On the occasion of the review of the debut full length self-titled Abske Fides, I expressed the feeling that the work was still a moment of transition, in light of the different influences that went to affect the solid base doom. Just this wandering appearance, combined with a frequent use of clean vocals at least revisable, had left me slightly perplexed and, therefore, I can only express the utmost satisfaction in noting that, with this O Sol Fulmina A Terra, the music of destiny back to cloak in toto the sound of the Brazilian band spreading over it its mournful veil and its heavy inevitability.

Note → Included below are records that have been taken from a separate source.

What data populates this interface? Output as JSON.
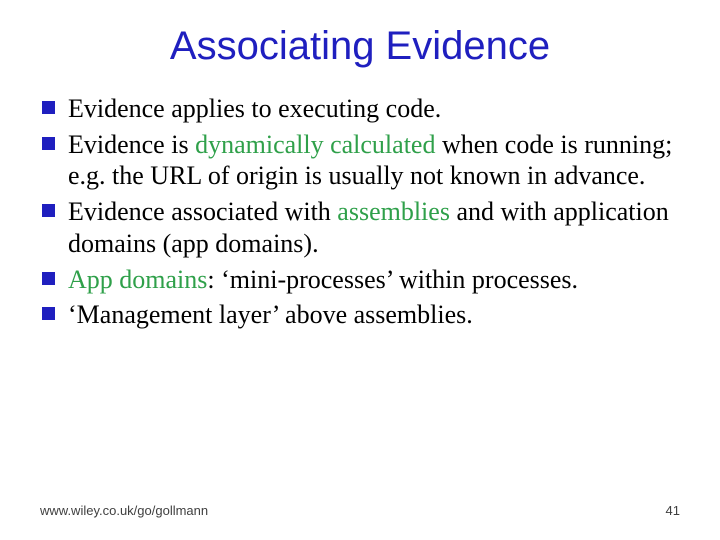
{
  "title": "Associating Evidence",
  "bullets": [
    {
      "pre": "Evidence applies to executing code.",
      "key": "",
      "post": ""
    },
    {
      "pre": "Evidence is ",
      "key": "dynamically calculated",
      "post": " when code is running; e.g. the URL of origin is usually not known in advance."
    },
    {
      "pre": "Evidence associated with ",
      "key": "assemblies",
      "post": " and with application domains (app domains)."
    },
    {
      "pre": "",
      "key": "App domains",
      "post": ": ‘mini-processes’ within processes."
    },
    {
      "pre": "‘Management layer’ above assemblies.",
      "key": "",
      "post": ""
    }
  ],
  "footer": {
    "url": "www.wiley.co.uk/go/gollmann",
    "page": "41"
  }
}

O Sol Fulmina A Terra, since its title, doesn’t portend anything good for the future of a humanity at the end of its rope and powerless in front of the inevitable final surrender: the skill of the paulist trio, in this case, lies in being able to make in a masterful way this sense of suffocation and despair, without giving up a melodic construction always effective, this time combined with an effective growl that leaves very little space to clean vocals. Even if every now and then some sound choice is not fully convincing, like some guitar dissonances in the beautiful opener Na Planície Vermelha, Abske Fides are the authors of a work that brings them to the forefront of the lively Brazilian doom scene: the suffered gait of Árido Homem and of the conclusive Terra Vazia fully represents the drama of a death doom that does not give discounts, making almost visible the desperation of those who wander, last survivor, on an Earth that the Sun, after having cradled for eons with its heat, has decided to annihilate in a definitive way. The initial melodic afflatus of Imóveis Ares is one of the few moments in which it is possible to link the work of ours to that of HellLight, so different is the approach of the two bands to the same matter, but it’s just a moment, in fact, since then the song resumes its leaden unraveling and then rarefies in the final part and flows into the disturbing instrumental Interregno. Personally I’m very satisfied with this test, not only for its intrinsic value, but especially because, at the time when a doom band begins to be attracted by post-metal or progressive sounds, I consider it almost lost to the cause while understanding the desire to evolve towards other musical forms: Abske Fides demonstrate, with O Sol Fulmina A Terra, that sometimes taking a step backwards is equivalent to taking three steps forward, and those who love this unique musical genre can only agree with me.
2016 – The MetalVox